By Charlie Lunan
Wolverine World Wide, Inc.’s (NYSE: WWW) stock price bumped up more than 9 percent July 26 after it reported better-than-expected second quarter results and said it was close to selling several underperforming brands.
The maker of Merrell, Sperry, Saucony and Chaco footwear reported diluted earnings per share of 24 cents for the second quarter ended June 18. While the price is the same as a year earlier, that was a penny higher than consensus estimates on Wall Street and came despite a 7.4 percent decline in revenue, which reached $583.7 million. On a currency-neutral basis, revenues fell 6.4 percent and adjusted diluted earnings per share increased 11.1 percent.
The results appeared to validate Wolverine World Wide’s strategy, which essentially calls for growing profits in a slow-to-no-growth world by cutting costs on the one hand, and growing market share on the other.
Outdoor & Lifestyle Group
At Wolverine’s outdoor and lifestyle group, underlying revenue was down 0.8 percent compared to the prior year, with its Chaco brand posting strong high-teens growth, while Merrell and Cat fell by low-single digits and Hush Puppies dropped by high-single digits.
At Merrell, the performance outdoor category grew mid-single digits globally and picked up market share in the U.S. outdoor market, while the active lifestyle category was, as expected, down double digits. U.S. wholesale numbers remained sluggish, due in part to going-out-of-business sales at Sports Authority and Sport Chalet, although sales to the brand’s largest strategic retail partners rose in the high teens both at home and abroad.
Wolverine Boston Group
At the company’s Wolverine Boston Group, underlying revenue declined 8.9 percent versus the prior year, with Saucony up mid-single digits, Sperry down high teens and Keds down mid-single digits. As expected, soft demand for boat shoes hurt Sperry as consumers continued to focus on more athletically-inspired styles. Saucony grew at a double-digit pace in its three largest regions outside the U.S.

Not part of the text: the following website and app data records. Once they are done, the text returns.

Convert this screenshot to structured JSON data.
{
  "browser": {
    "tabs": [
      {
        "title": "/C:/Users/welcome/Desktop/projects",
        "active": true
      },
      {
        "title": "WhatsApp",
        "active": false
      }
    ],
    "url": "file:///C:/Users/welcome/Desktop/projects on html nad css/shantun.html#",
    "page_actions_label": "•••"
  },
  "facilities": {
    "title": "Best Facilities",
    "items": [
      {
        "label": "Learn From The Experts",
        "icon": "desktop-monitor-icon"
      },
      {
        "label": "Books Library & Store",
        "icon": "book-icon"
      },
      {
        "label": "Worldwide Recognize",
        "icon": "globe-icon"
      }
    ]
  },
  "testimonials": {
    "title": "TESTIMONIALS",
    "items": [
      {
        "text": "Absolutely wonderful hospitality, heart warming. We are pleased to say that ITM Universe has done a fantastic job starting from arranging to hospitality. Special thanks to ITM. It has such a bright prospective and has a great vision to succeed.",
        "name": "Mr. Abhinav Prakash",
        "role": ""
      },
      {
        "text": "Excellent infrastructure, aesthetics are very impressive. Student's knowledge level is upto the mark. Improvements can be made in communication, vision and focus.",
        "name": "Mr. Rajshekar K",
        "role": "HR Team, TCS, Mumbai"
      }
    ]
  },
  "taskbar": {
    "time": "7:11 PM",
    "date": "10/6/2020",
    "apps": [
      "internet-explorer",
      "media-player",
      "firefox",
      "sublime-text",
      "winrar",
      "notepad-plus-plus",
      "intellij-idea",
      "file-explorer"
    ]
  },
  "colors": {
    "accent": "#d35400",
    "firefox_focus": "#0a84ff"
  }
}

Currency Translation Cloaks Margin Gains
Wolverine World Wide’s gross and operating margins each slipped 40 basis points to 38.8 percent and 7.2 percent, respectively, but improved by 80 and 30 basis points, respectively, on a currency-neutral basis compared with the year earlier quarter. WWW’s strategic plan calls for reaching operating margin of 12 percent by the end of 2018 with no top line growth. Krueger noted that a nearly 20 percent increase in higher margin e-commerce sales contributed to the improvement.
Inventory balances at the end of the quarter were 2.9 percent lower than the prior year, and the lowest for the period since Wolverine acquired PLG brands four years ago. Cash and cash equivalents were $221.7 million. Reported debt was $808 million, which resulted in net debt of $586.3 million at quarter end.
The results came as Wolverine continues to adjust to an era of slower global growth and retail disruption by closing stores, restructuring its operations in Canada and EMEA and consolidating its apparel and accessories initiatives, officials said. The company is also putting more emphasis on consumer research in a bid to grab market share.
“We’ve doubled down on investments for consumer research, trend, and advanced concepts and have quickly added new talent to our consumer insights team, along with our brand, product, and marketing teams,” said Blake W. Krueger, Wolverine World Wide’s chairman, CEO and president. “At the same time, construction has already begun on our first consumer and innovation hub here at our global headquarters.”
The New, New Normal
Wolverine reaffirmed its guidance for fiscal 2016, which calls for revenues to decline 8 percent to 4.3 percent on a reported basis and 5 percent to 1 percent on an underlying basis. While the company has big expectations for its new Arctic Grip sole technology, which will debut this fall across Merrell and five other brands, its primary focus is on gross margin expansion, portfolio management, optimizing DTC operations and controlling operating expenses.
“Over the past few months we have turned a very sharp eye towards our existing portfolio in the context of what we believe to be the new, new normal global retail environment,” Krueger said. “As such, we have made significant progress in reviewing strategic alternatives for our portfolio, which could include the sale of several brands in the portfolio that may not meet our go-forward performance criteria and profit goals. We are also strategically reviewing our entire store fleet against the rising tide of challenges impacting domestic retail stores.”
Lead photo courtesy Chaco/Wolverine World Wide